→ **PROBLEM**
Scan the lines below for "seat" and copy the matches.

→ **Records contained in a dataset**
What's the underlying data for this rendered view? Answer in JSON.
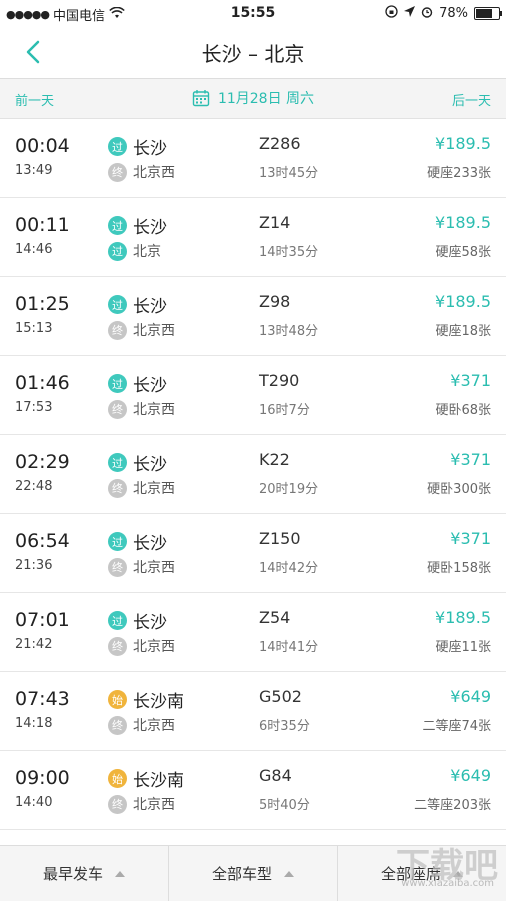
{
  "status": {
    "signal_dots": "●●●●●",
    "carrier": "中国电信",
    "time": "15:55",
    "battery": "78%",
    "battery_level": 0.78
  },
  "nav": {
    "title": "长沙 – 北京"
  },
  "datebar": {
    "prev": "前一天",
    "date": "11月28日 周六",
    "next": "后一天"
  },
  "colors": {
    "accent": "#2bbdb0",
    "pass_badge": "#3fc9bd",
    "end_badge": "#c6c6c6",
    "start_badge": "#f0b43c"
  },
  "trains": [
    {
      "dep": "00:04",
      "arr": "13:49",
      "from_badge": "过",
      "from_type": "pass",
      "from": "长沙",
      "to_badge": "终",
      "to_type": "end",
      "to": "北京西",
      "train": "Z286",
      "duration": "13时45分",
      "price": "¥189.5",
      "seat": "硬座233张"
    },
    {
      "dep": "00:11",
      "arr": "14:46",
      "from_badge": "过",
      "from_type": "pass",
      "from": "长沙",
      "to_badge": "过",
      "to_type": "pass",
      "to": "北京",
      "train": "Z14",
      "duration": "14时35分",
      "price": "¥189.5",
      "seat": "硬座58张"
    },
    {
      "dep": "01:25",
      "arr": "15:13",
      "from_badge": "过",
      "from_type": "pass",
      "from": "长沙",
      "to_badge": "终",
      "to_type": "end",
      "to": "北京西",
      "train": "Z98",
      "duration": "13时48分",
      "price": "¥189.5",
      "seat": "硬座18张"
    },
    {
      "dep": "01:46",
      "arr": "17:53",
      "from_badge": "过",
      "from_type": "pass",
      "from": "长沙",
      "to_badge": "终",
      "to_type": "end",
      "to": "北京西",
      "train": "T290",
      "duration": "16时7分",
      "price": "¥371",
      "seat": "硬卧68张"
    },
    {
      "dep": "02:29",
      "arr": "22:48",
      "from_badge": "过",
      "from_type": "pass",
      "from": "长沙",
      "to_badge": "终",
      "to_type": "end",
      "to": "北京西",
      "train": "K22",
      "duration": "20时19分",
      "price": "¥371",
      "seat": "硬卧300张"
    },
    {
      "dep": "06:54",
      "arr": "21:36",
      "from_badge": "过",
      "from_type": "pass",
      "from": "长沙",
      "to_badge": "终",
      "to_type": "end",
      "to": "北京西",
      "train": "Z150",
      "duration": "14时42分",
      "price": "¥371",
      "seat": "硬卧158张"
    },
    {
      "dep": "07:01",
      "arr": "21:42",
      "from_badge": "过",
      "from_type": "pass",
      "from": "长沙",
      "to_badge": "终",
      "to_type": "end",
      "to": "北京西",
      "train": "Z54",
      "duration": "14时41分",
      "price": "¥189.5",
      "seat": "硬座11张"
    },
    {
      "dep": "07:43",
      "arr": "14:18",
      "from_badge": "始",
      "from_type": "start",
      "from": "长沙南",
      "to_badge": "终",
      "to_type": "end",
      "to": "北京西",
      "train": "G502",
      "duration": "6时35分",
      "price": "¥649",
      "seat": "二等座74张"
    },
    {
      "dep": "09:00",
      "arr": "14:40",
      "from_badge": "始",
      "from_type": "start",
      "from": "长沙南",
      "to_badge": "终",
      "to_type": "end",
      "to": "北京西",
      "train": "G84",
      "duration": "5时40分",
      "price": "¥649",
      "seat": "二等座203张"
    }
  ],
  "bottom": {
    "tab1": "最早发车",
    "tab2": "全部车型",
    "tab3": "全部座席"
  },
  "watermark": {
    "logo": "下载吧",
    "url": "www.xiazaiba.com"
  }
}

→ **SOLUTION BELOW**
      "seat": "硬座233张"
      "seat": "硬座58张"
      "seat": "硬座18张"
      "seat": "硬卧68张"
      "seat": "硬卧300张"
      "seat": "硬卧158张"
      "seat": "硬座11张"
      "seat": "二等座74张"
      "seat": "二等座203张"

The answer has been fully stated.